What they said was that I was the guy they couldn't peg. I didn't carry myself like prey. I was the one they were going to misjudge. I'd end up having twenty bucks in my wallet but even if they kicked my ass, I'd cause more than $20 worth of medical bills going down. Not worth it. Move on. Find someone easier.

Which kind of makes me wish the muggers of the world had their insight because, to date, I have lived through seven attempted muggings and I'm getting pretty fucking sick of it. None has ever gone down quite the way the muggers expected. About half have gotten physical in a way that someone got hurt. I remain unscathed and officially unmugged (at least un-successfully-mugged.)

But upon further adrenaline-fueled pre-sleep reflection, seven is not really that high. I've been walking all over since I was six or seven and my parents let me go out of their sight. (And yes, a couple of those mugging attempts were before I was even an adult.) I walk a LOT. Hours a week. If I have time, I walk to the store instead of driving. And I regularly just take off and do a circuit around the neighborhood or take a small hike. I try to get to bigger hikes when my schedule permits. And I'm rarely careful about when and where I walk. I also check my phone constantly if I'm not pushing a stroller or crossing the street.

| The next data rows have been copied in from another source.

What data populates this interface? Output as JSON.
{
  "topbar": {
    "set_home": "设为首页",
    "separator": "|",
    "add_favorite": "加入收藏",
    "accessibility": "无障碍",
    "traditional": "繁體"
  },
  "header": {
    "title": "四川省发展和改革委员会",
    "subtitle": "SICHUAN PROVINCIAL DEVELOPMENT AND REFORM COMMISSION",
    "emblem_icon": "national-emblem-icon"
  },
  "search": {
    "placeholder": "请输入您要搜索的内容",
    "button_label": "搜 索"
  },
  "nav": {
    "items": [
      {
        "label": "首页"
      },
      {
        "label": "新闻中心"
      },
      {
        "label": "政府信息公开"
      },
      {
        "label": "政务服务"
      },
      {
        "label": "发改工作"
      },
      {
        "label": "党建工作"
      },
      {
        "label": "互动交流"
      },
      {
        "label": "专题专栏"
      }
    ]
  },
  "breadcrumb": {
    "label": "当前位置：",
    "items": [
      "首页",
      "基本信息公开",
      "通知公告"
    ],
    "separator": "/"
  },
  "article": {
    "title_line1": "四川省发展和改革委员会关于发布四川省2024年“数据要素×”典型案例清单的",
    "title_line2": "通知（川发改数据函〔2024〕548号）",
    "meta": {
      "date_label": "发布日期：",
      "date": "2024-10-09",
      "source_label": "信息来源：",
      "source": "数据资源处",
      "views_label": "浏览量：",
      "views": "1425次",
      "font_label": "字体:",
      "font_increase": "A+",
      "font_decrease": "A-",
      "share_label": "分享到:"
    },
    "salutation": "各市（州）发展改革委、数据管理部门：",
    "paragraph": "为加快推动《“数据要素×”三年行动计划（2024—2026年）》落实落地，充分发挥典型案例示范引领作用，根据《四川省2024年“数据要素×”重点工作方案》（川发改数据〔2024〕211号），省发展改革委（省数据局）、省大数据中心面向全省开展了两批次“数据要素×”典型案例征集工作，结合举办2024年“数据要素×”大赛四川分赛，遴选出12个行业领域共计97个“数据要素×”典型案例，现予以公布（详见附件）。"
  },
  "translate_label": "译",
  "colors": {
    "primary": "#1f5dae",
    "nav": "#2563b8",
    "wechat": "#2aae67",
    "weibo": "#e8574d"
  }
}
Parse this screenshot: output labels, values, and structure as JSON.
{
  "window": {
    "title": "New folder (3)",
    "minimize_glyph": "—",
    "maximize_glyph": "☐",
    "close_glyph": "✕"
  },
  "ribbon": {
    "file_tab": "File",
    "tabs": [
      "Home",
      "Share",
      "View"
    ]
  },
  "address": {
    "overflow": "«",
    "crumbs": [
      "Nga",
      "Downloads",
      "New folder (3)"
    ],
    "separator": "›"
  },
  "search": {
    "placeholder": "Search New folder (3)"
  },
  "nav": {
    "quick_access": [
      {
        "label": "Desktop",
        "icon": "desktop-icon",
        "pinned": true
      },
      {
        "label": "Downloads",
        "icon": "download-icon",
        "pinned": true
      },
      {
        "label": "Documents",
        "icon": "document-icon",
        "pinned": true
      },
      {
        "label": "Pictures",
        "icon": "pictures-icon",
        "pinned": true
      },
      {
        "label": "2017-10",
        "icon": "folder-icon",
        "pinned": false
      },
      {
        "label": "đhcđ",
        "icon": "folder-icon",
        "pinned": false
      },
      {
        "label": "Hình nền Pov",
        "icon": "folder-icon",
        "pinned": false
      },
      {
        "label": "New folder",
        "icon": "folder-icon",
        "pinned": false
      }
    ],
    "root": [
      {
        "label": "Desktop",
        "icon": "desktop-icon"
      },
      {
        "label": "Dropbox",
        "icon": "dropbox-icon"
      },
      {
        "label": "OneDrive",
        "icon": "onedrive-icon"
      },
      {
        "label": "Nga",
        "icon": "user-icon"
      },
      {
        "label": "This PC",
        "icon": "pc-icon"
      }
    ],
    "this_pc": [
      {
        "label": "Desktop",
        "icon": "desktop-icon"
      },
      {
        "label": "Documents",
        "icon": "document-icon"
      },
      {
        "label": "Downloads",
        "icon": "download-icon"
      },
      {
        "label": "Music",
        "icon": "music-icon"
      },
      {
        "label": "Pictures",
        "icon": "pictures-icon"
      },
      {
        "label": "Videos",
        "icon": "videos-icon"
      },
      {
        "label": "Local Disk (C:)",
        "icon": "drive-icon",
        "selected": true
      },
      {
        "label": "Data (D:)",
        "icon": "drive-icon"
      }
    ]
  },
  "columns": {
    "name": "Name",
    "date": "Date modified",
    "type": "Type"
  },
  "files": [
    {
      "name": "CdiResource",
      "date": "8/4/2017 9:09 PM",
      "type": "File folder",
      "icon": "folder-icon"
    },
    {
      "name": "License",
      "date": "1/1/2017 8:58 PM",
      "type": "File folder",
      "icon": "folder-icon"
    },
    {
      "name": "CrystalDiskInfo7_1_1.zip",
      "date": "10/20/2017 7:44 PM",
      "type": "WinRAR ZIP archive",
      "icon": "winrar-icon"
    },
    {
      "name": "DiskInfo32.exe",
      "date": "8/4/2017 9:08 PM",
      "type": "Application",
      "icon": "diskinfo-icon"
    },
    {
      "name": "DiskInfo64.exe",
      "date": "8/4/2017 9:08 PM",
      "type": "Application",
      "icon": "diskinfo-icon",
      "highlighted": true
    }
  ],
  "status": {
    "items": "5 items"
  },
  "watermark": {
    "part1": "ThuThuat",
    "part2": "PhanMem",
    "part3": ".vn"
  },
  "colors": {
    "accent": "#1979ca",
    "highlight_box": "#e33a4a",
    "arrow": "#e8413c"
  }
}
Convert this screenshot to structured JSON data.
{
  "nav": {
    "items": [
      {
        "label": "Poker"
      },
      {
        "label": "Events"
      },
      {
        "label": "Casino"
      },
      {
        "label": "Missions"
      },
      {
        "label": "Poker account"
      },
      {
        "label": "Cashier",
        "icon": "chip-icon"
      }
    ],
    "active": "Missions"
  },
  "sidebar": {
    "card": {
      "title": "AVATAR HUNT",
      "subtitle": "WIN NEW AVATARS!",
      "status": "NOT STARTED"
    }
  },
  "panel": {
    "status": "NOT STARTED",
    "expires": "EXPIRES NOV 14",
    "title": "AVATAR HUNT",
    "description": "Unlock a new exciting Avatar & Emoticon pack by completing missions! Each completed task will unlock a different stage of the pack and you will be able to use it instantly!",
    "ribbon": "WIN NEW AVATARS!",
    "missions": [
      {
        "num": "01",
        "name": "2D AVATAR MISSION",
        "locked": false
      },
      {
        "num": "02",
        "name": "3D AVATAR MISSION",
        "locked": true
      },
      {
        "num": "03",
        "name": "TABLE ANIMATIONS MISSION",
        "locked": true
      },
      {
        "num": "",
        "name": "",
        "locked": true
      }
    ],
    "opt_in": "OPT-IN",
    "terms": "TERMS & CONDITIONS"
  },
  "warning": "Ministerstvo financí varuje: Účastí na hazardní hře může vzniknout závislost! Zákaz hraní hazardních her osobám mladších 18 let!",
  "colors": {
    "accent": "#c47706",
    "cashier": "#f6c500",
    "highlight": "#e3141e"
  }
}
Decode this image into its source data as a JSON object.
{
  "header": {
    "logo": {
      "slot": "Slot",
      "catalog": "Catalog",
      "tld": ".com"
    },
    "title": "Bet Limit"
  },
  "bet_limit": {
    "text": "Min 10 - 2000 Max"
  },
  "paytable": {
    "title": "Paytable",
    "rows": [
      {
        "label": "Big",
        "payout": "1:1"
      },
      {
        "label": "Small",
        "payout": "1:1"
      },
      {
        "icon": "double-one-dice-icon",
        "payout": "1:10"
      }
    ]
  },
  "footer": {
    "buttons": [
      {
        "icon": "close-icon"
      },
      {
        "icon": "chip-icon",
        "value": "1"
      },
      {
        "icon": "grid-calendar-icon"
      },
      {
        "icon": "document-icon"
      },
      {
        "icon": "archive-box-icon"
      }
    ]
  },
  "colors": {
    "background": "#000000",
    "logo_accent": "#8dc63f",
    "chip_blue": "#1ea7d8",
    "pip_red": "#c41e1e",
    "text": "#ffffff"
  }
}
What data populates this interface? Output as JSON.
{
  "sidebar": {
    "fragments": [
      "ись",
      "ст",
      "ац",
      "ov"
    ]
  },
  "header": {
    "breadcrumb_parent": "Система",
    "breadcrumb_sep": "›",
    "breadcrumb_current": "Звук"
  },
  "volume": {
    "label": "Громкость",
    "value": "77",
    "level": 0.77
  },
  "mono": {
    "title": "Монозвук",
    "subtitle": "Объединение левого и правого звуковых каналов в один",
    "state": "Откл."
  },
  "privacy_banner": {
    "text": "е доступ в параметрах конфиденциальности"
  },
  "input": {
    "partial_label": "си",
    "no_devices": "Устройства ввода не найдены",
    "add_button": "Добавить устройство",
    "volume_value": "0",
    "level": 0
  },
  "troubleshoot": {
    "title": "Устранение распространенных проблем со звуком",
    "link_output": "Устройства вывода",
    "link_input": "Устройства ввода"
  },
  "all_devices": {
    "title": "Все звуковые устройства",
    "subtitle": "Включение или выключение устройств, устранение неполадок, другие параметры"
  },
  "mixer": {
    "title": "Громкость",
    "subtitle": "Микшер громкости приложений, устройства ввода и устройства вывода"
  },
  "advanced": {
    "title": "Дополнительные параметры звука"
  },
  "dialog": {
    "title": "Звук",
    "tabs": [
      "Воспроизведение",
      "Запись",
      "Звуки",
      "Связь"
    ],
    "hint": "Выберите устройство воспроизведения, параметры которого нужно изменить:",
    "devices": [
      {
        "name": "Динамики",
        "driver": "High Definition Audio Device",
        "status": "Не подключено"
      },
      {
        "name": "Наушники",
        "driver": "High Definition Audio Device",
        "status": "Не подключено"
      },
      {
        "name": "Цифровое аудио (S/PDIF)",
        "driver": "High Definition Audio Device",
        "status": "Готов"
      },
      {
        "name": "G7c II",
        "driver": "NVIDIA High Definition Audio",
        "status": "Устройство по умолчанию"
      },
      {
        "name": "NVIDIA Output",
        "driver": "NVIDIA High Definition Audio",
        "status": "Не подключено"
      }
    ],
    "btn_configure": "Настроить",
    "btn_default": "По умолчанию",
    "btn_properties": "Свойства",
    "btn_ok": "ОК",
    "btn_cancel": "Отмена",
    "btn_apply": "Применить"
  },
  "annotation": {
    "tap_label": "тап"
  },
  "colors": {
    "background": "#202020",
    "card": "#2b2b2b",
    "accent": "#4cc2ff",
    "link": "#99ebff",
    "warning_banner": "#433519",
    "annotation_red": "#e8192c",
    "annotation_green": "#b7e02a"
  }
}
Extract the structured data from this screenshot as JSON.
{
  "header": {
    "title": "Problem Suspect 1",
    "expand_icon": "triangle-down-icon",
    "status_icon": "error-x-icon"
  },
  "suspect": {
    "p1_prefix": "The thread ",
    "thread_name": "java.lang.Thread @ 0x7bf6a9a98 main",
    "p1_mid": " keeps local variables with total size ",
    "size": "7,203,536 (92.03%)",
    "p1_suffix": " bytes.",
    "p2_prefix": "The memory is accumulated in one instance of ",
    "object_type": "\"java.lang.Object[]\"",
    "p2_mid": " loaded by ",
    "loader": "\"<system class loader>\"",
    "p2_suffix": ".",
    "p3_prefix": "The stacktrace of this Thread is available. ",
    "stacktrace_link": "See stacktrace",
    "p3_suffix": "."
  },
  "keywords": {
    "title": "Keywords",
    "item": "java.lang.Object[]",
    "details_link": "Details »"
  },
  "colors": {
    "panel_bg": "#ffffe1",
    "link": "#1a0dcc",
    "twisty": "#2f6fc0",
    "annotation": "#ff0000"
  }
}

I'm sure being apparently distracted has contributed to an uptick in the last decade or so.

From a pure walk to attempt-mug ratio perspective, I'm doing pretty well. I've also nearly been run over probably 100 times, which might sound like I have the worst luck in the universe until I tell you that it probably happens like 1 in every 200 times I go walking (and those are just close calls––no one's ever actually hit me), or perhaps 1 in every 500 miles of walking or so. In terms of risk vs. reward, I'm doing pretty good. I've been attempt-mugged on average of once every four years. Which, if you consider that each of those four years represents about 2000-2500 hours of walking, is really not that much, given that Oakland and Berkeley are among my stomping grounds.

But also....maybe those guys were on to something. Because usually sober people don't try to mug me. I think the last time they did, it was three youngish people late at night who I really don't think were experienced at what they were doing. They clearly didn't want to upgrade to assault, so I just vise-gripped the phone one of them was trying to yank out of my pocket, kept walking until I was under a streetlight, and they realized we were in a lit, crowded intersection making a lot of noise. That was over a decade ago. Maybe it's drunk people who are usually missing some of the subtler cues that I don't smell like prey. Or maybe those security/martial art teachers just needed someone small but a little squishy to make a point about profiling and it had nothing to do with how I carried myself.

Either way, I like walking, so I'm not going to let this ruin it for me.

Anyway, I'm fine. And life proceeds apace. In these situations I always get a bee in my bonnet and fight back (even when it's not always wise of me to do so), but I survived another. And perhaps that mindset has something to do with with why I haven't let the incredible failures of writing or a life in art beat me down either. Something something something subverts the tropes and changes the narratives. [Insert folksy writing wisdom here.]